* _WORK REQUEST_
Once the pictures have been excluded, set down each remaining entry word for word.

(Records from a dataset)
--------------------------------------------------
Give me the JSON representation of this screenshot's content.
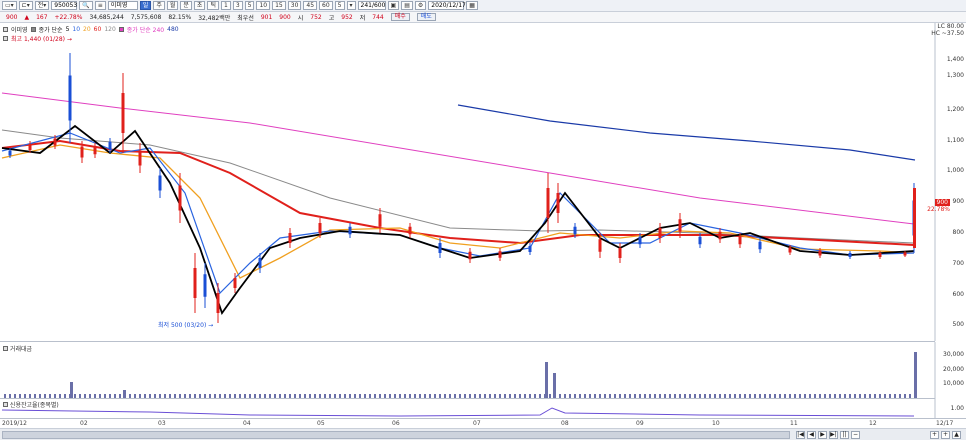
{
  "toolbar": {
    "symbol_code": "950053",
    "symbol_name": "이미영",
    "period": "일",
    "period_options": [
      "일",
      "주",
      "월",
      "분",
      "초",
      "틱"
    ],
    "intervals": [
      "1",
      "3",
      "5",
      "10",
      "15",
      "30",
      "45",
      "60",
      "5"
    ],
    "count": "241/600",
    "date": "2020/12/17"
  },
  "quote": {
    "price": "900",
    "change": "167",
    "change_pct": "+22.78%",
    "volume": "34,685,244",
    "amount": "7,575,608",
    "volume_pct": "82.15%",
    "trade_value": "32,482백만",
    "best_bid_label": "최우선",
    "best_bid": "901",
    "best_ask": "900",
    "open_label": "시",
    "open": "752",
    "high_label": "고",
    "high": "952",
    "low_label": "저",
    "low": "744",
    "buy_label": "매수",
    "sell_label": "매도"
  },
  "legend": {
    "price_label": "이미영",
    "ma_label": "종가 단순",
    "ma_periods": [
      "5",
      "10",
      "20",
      "60",
      "120"
    ],
    "ma2_label": "종가 단순 240",
    "ma2_extra": "480",
    "high_note": "최고 1,440 (01/28) →",
    "low_note": "최저 500 (03/20) →"
  },
  "y_axis_price": [
    "1,400",
    "1,300",
    "1,200",
    "1,100",
    "1,000",
    "900",
    "800",
    "700",
    "600",
    "500"
  ],
  "right_top": [
    "LC 80.00",
    "HC ~37.50"
  ],
  "current_badge": "900",
  "current_pct": "22.78%",
  "volume_panel": {
    "title": "거래대금",
    "ticks": [
      "30,000",
      "20,000",
      "10,000"
    ]
  },
  "credit_panel": {
    "title": "신용잔고율(종목별)",
    "ticks": [
      "1.00"
    ]
  },
  "x_axis": [
    "2019/12",
    "02",
    "03",
    "04",
    "05",
    "06",
    "07",
    "08",
    "09",
    "10",
    "11",
    "12",
    "12/17"
  ],
  "colors": {
    "ma5": "#000000",
    "ma10": "#2a64e0",
    "ma20": "#f0a020",
    "ma60": "#e0201b",
    "ma120": "#8a8a8a",
    "ma240": "#e040c0",
    "ma480": "#1a3aa8"
  }
}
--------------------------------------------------
* _YOUR RESPONSE_
Give me the JSON representation of this screenshot's content.
{
  "toolbar": {
    "symbol_code": "950053",
    "symbol_name": "이미영",
    "period": "일",
    "period_options": [
      "일",
      "주",
      "월",
      "분",
      "초",
      "틱"
    ],
    "intervals": [
      "1",
      "3",
      "5",
      "10",
      "15",
      "30",
      "45",
      "60",
      "5"
    ],
    "count": "241/600",
    "date": "2020/12/17"
  },
  "quote": {
    "price": "900",
    "change": "167",
    "change_pct": "+22.78%",
    "volume": "34,685,244",
    "amount": "7,575,608",
    "volume_pct": "82.15%",
    "trade_value": "32,482백만",
    "best_bid_label": "최우선",
    "best_bid": "901",
    "best_ask": "900",
    "open_label": "시",
    "open": "752",
    "high_label": "고",
    "high": "952",
    "low_label": "저",
    "low": "744",
    "buy_label": "매수",
    "sell_label": "매도"
  },
  "legend": {
    "price_label": "이미영",
    "ma_label": "종가 단순",
    "ma_periods": [
      "5",
      "10",
      "20",
      "60",
      "120"
    ],
    "ma2_label": "종가 단순 240",
    "ma2_extra": "480",
    "high_note": "최고 1,440 (01/28) →",
    "low_note": "최저 500 (03/20) →"
  },
  "y_axis_price": [
    "1,400",
    "1,300",
    "1,200",
    "1,100",
    "1,000",
    "900",
    "800",
    "700",
    "600",
    "500"
  ],
  "right_top": [
    "LC 80.00",
    "HC ~37.50"
  ],
  "current_badge": "900",
  "current_pct": "22.78%",
  "volume_panel": {
    "title": "거래대금",
    "ticks": [
      "30,000",
      "20,000",
      "10,000"
    ]
  },
  "credit_panel": {
    "title": "신용잔고율(종목별)",
    "ticks": [
      "1.00"
    ]
  },
  "x_axis": [
    "2019/12",
    "02",
    "03",
    "04",
    "05",
    "06",
    "07",
    "08",
    "09",
    "10",
    "11",
    "12",
    "12/17"
  ],
  "colors": {
    "ma5": "#000000",
    "ma10": "#2a64e0",
    "ma20": "#f0a020",
    "ma60": "#e0201b",
    "ma120": "#8a8a8a",
    "ma240": "#e040c0",
    "ma480": "#1a3aa8"
  }
}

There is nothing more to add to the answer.